***** Source data *****

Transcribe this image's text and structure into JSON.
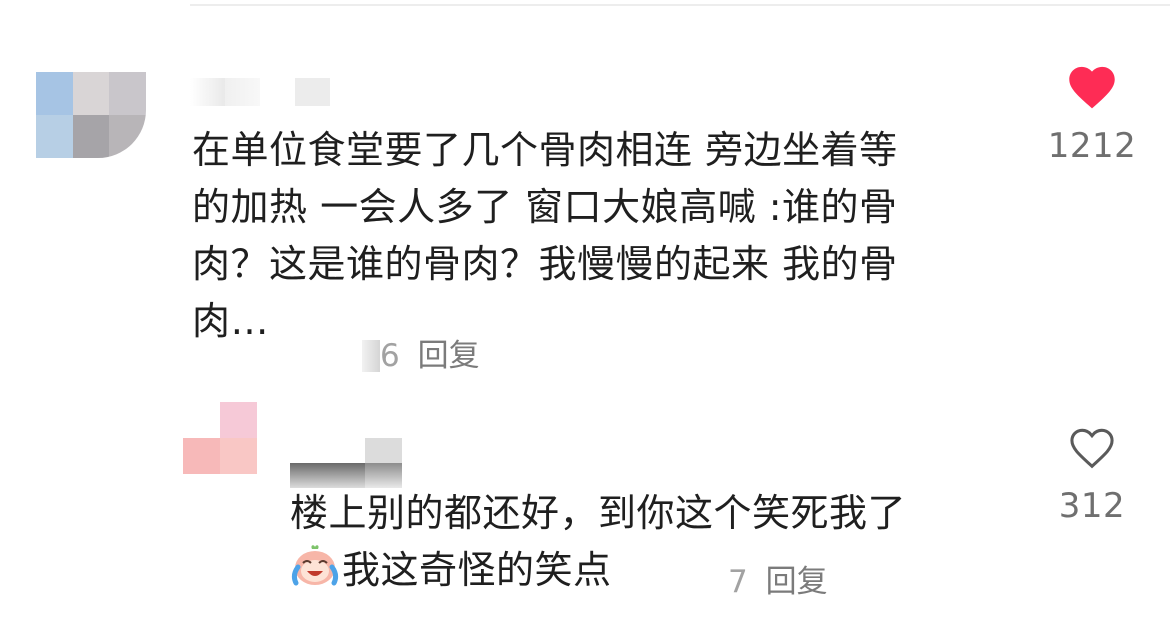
{
  "comments": [
    {
      "text_lines": [
        "在单位食堂要了几个骨肉相连 旁边坐着等",
        "的加热 一会人多了 窗口大娘高喊 :谁的骨",
        "肉？这是谁的骨肉？我慢慢的起来 我的骨",
        "肉…"
      ],
      "time_partial": "6",
      "reply_label": "回复",
      "likes": "1212",
      "liked": true
    },
    {
      "text_lines": [
        "楼上别的都还好，到你这个笑死我了",
        "我这奇怪的笑点"
      ],
      "emoji": "laughing-crying-emoji",
      "time_partial": "7",
      "reply_label": "回复",
      "likes": "312",
      "liked": false
    }
  ],
  "colors": {
    "heart_active": "#fe2c55",
    "heart_outline": "#5a5a5a",
    "meta_text": "#8a8a8a"
  }
}
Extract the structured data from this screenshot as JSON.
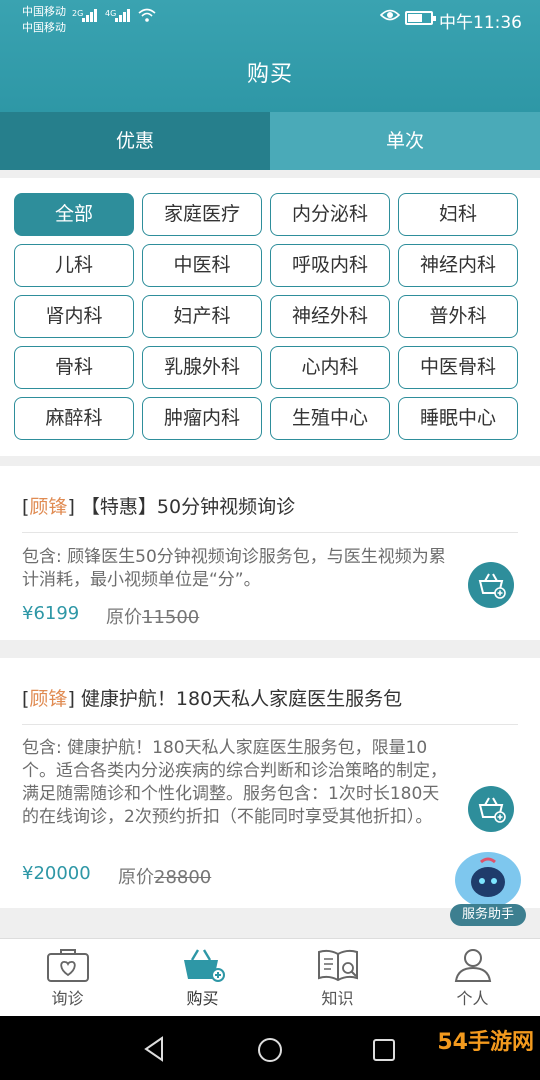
{
  "status_bar": {
    "carrier_1": "中国移动",
    "carrier_2": "中国移动",
    "network_1": "2G",
    "network_2": "4G",
    "time": "中午11:36"
  },
  "header": {
    "title": "购买"
  },
  "tabs": [
    {
      "label": "优惠",
      "active": true
    },
    {
      "label": "单次",
      "active": false
    }
  ],
  "categories": [
    "全部",
    "家庭医疗",
    "内分泌科",
    "妇科",
    "儿科",
    "中医科",
    "呼吸内科",
    "神经内科",
    "肾内科",
    "妇产科",
    "神经外科",
    "普外科",
    "骨科",
    "乳腺外科",
    "心内科",
    "中医骨科",
    "麻醉科",
    "肿瘤内科",
    "生殖中心",
    "睡眠中心"
  ],
  "selected_category": "全部",
  "products": [
    {
      "doctor": "顾锋",
      "title": "【特惠】50分钟视频询诊",
      "description": "包含: 顾锋医生50分钟视频询诊服务包，与医生视频为累计消耗，最小视频单位是“分”。",
      "price": "¥6199",
      "original_label": "原价",
      "original_price": "11500"
    },
    {
      "doctor": "顾锋",
      "title": "健康护航！180天私人家庭医生服务包",
      "description": "包含: 健康护航！180天私人家庭医生服务包，限量10个。适合各类内分泌疾病的综合判断和诊治策略的制定，满足随需随诊和个性化调整。服务包含：1次时长180天的在线询诊，2次预约折扣（不能同时享受其他折扣）。",
      "price": "¥20000",
      "original_label": "原价",
      "original_price": "28800"
    }
  ],
  "assistant": {
    "label": "服务助手"
  },
  "bottom_nav": [
    {
      "label": "询诊",
      "icon": "medical-kit-icon",
      "active": false
    },
    {
      "label": "购买",
      "icon": "basket-icon",
      "active": true
    },
    {
      "label": "知识",
      "icon": "book-icon",
      "active": false
    },
    {
      "label": "个人",
      "icon": "person-icon",
      "active": false
    }
  ],
  "watermark": "54手游网",
  "colors": {
    "primary": "#2e97a6",
    "tab_active": "#267f8c",
    "doctor_name": "#e08b52"
  }
}
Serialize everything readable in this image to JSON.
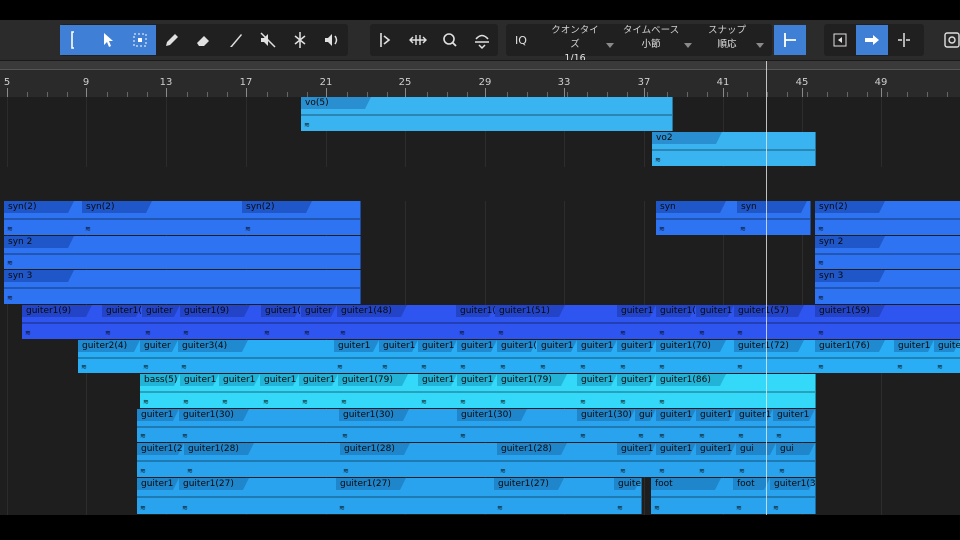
{
  "toolbar": {
    "tools": [
      {
        "name": "range-select-icon",
        "active": true
      },
      {
        "name": "arrow-pointer-icon",
        "active": true
      },
      {
        "name": "marquee-select-icon",
        "active": true
      },
      {
        "name": "pencil-icon",
        "active": false
      },
      {
        "name": "eraser-icon",
        "active": false
      },
      {
        "name": "paint-brush-icon",
        "active": false
      },
      {
        "name": "mute-icon",
        "active": false
      },
      {
        "name": "split-scissors-icon",
        "active": false
      },
      {
        "name": "speaker-icon",
        "active": false
      }
    ],
    "edit_tools": [
      "bend-marker-icon",
      "time-stretch-icon",
      "zoom-icon",
      "listen-icon"
    ],
    "iq_label": "IQ",
    "quantize": {
      "label": "クオンタイズ",
      "value": "1/16"
    },
    "timebase": {
      "label": "タイムベース",
      "value": "小節"
    },
    "snap": {
      "label": "スナップ",
      "value": "順応"
    },
    "right_tools": [
      {
        "name": "snap-to-grid-icon",
        "active": true
      },
      {
        "name": "follow-left-icon",
        "active": false
      },
      {
        "name": "follow-right-icon",
        "active": true
      },
      {
        "name": "cursor-split-icon",
        "active": false
      },
      {
        "name": "zoom-fit-icon",
        "active": false
      }
    ]
  },
  "ruler": {
    "bars": [
      "5",
      "9",
      "13",
      "17",
      "21",
      "25",
      "29",
      "33",
      "37",
      "41",
      "45",
      "49"
    ]
  },
  "colors": {
    "vocal": "#39b4f0",
    "vocal_header": "#2a8fd0",
    "synth": "#2d73f2",
    "synth_header": "#1f56c8",
    "guitar1": "#2e55f0",
    "guitar2": "#29aef5",
    "bass": "#34d8f8",
    "guitar_low": "#29a3ee"
  },
  "lanes": [
    {
      "name": "vocal-lane-1",
      "clips": [
        {
          "label": "vo(5)"
        }
      ]
    },
    {
      "name": "vocal-lane-2",
      "clips": [
        {
          "label": "vo2"
        }
      ]
    },
    {
      "name": "synth-lane-1",
      "clips": [
        {
          "label": "syn(2)"
        },
        {
          "label": "syn(2)"
        },
        {
          "label": "syn(2)"
        },
        {
          "label": "syn"
        },
        {
          "label": "syn"
        },
        {
          "label": "syn(2)"
        }
      ]
    },
    {
      "name": "synth-lane-2",
      "clips": [
        {
          "label": "syn 2"
        },
        {
          "label": "syn 2"
        }
      ]
    },
    {
      "name": "synth-lane-3",
      "clips": [
        {
          "label": "syn 3"
        },
        {
          "label": "syn 3"
        }
      ]
    },
    {
      "name": "guitar1-lane",
      "clips": [
        {
          "label": "guiter1(9)"
        },
        {
          "label": "guiter1("
        },
        {
          "label": "guiter"
        },
        {
          "label": "guiter1(9)"
        },
        {
          "label": "guiter1("
        },
        {
          "label": "guiter"
        },
        {
          "label": "guiter1(48)"
        },
        {
          "label": "guiter1("
        },
        {
          "label": "guiter1(51)"
        },
        {
          "label": "guiter1"
        },
        {
          "label": "guiter1("
        },
        {
          "label": "guiter1"
        },
        {
          "label": "guiter1(57)"
        },
        {
          "label": "guiter1(59)"
        }
      ]
    },
    {
      "name": "guitar2-lane",
      "clips": [
        {
          "label": "guiter2(4)"
        },
        {
          "label": "guiter"
        },
        {
          "label": "guiter3(4)"
        },
        {
          "label": "guiter1"
        },
        {
          "label": "guiter1"
        },
        {
          "label": "guiter1"
        },
        {
          "label": "guiter1"
        },
        {
          "label": "guiter1("
        },
        {
          "label": "guiter1"
        },
        {
          "label": "guiter1"
        },
        {
          "label": "guiter1"
        },
        {
          "label": "guiter1(70)"
        },
        {
          "label": "guiter1(72)"
        },
        {
          "label": "guiter1(76)"
        },
        {
          "label": "guiter1"
        },
        {
          "label": "guiter1"
        }
      ]
    },
    {
      "name": "bass-lane",
      "clips": [
        {
          "label": "bass(5)"
        },
        {
          "label": "guiter1"
        },
        {
          "label": "guiter1"
        },
        {
          "label": "guiter1"
        },
        {
          "label": "guiter1"
        },
        {
          "label": "guiter1(79)"
        },
        {
          "label": "guiter1"
        },
        {
          "label": "guiter1"
        },
        {
          "label": "guiter1(79)"
        },
        {
          "label": "guiter1"
        },
        {
          "label": "guiter1"
        },
        {
          "label": "guiter1(86)"
        }
      ]
    },
    {
      "name": "guitar-lane-9",
      "clips": [
        {
          "label": "guiter1"
        },
        {
          "label": "guiter1(30)"
        },
        {
          "label": "guiter1(30)"
        },
        {
          "label": "guiter1(30)"
        },
        {
          "label": "guiter1(30)"
        },
        {
          "label": "gui"
        },
        {
          "label": "guiter1"
        },
        {
          "label": "guiter1"
        },
        {
          "label": "guiter1"
        },
        {
          "label": "guiter1"
        }
      ]
    },
    {
      "name": "guitar-lane-10",
      "clips": [
        {
          "label": "guiter1(2"
        },
        {
          "label": "guiter1(28)"
        },
        {
          "label": "guiter1(28)"
        },
        {
          "label": "guiter1(28)"
        },
        {
          "label": "guiter1"
        },
        {
          "label": "guiter1"
        },
        {
          "label": "guiter1"
        },
        {
          "label": "gui"
        },
        {
          "label": "gui"
        }
      ]
    },
    {
      "name": "guitar-lane-11",
      "clips": [
        {
          "label": "guiter1"
        },
        {
          "label": "guiter1(27)"
        },
        {
          "label": "guiter1(27)"
        },
        {
          "label": "guiter1(27)"
        },
        {
          "label": "guite"
        },
        {
          "label": "foot"
        },
        {
          "label": "foot"
        },
        {
          "label": "guiter1(3"
        }
      ]
    }
  ],
  "fx_glyph": "≋"
}
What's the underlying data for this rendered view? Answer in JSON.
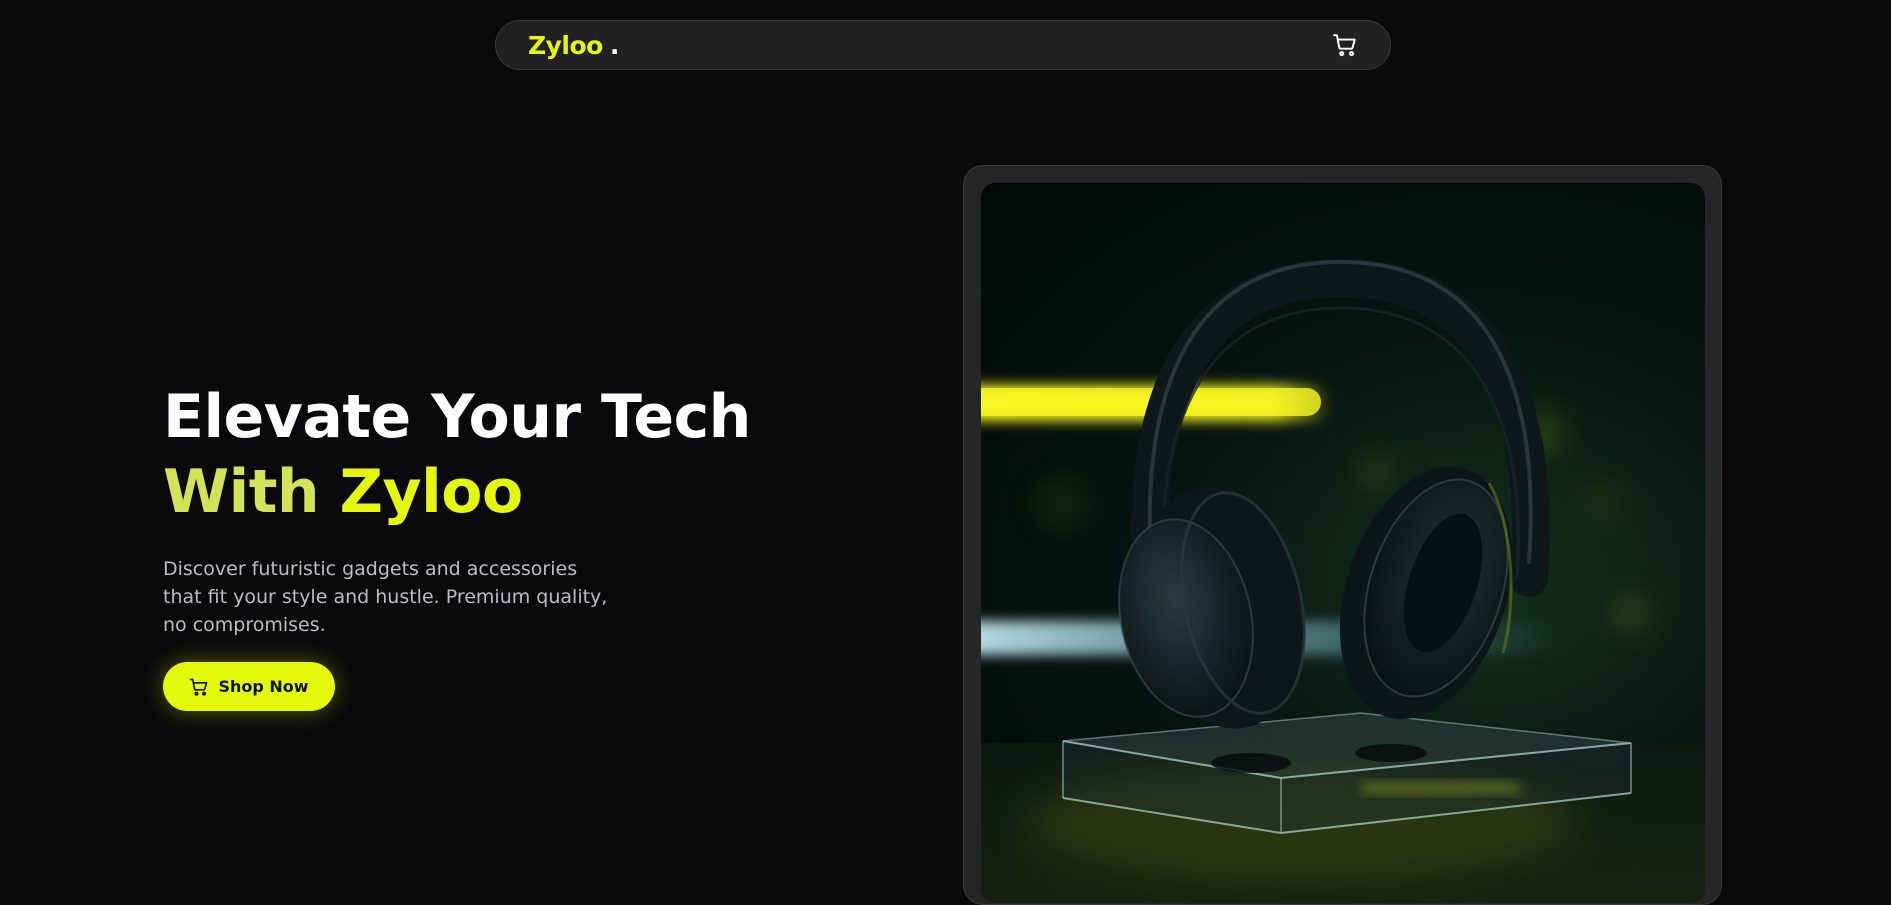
{
  "nav": {
    "logo_text": "Zyloo",
    "logo_dot": ".",
    "cart_icon": "cart-icon"
  },
  "hero": {
    "title_line1": "Elevate Your Tech",
    "title_with": "With",
    "title_brand": "Zyloo",
    "description": "Discover futuristic gadgets and accessories that fit your style and hustle. Premium quality, no compromises.",
    "cta_label": "Shop Now",
    "cta_icon": "cart-icon",
    "image_icon": "headphones-image"
  },
  "colors": {
    "background": "#0a0a0c",
    "accent": "#e5f70e",
    "accent_soft": "#d3e358",
    "nav_bg": "#222224",
    "text_muted": "#bdbdc2"
  }
}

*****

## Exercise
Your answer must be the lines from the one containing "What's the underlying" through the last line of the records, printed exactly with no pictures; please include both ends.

## Solution for this problem
What's the underlying data for this rendered view? Answer in JSON.
{
  "nav": {
    "logo_text": "Zyloo",
    "logo_dot": ".",
    "cart_icon": "cart-icon"
  },
  "hero": {
    "title_line1": "Elevate Your Tech",
    "title_with": "With",
    "title_brand": "Zyloo",
    "description": "Discover futuristic gadgets and accessories that fit your style and hustle. Premium quality, no compromises.",
    "cta_label": "Shop Now",
    "cta_icon": "cart-icon",
    "image_icon": "headphones-image"
  },
  "colors": {
    "background": "#0a0a0c",
    "accent": "#e5f70e",
    "accent_soft": "#d3e358",
    "nav_bg": "#222224",
    "text_muted": "#bdbdc2"
  }
}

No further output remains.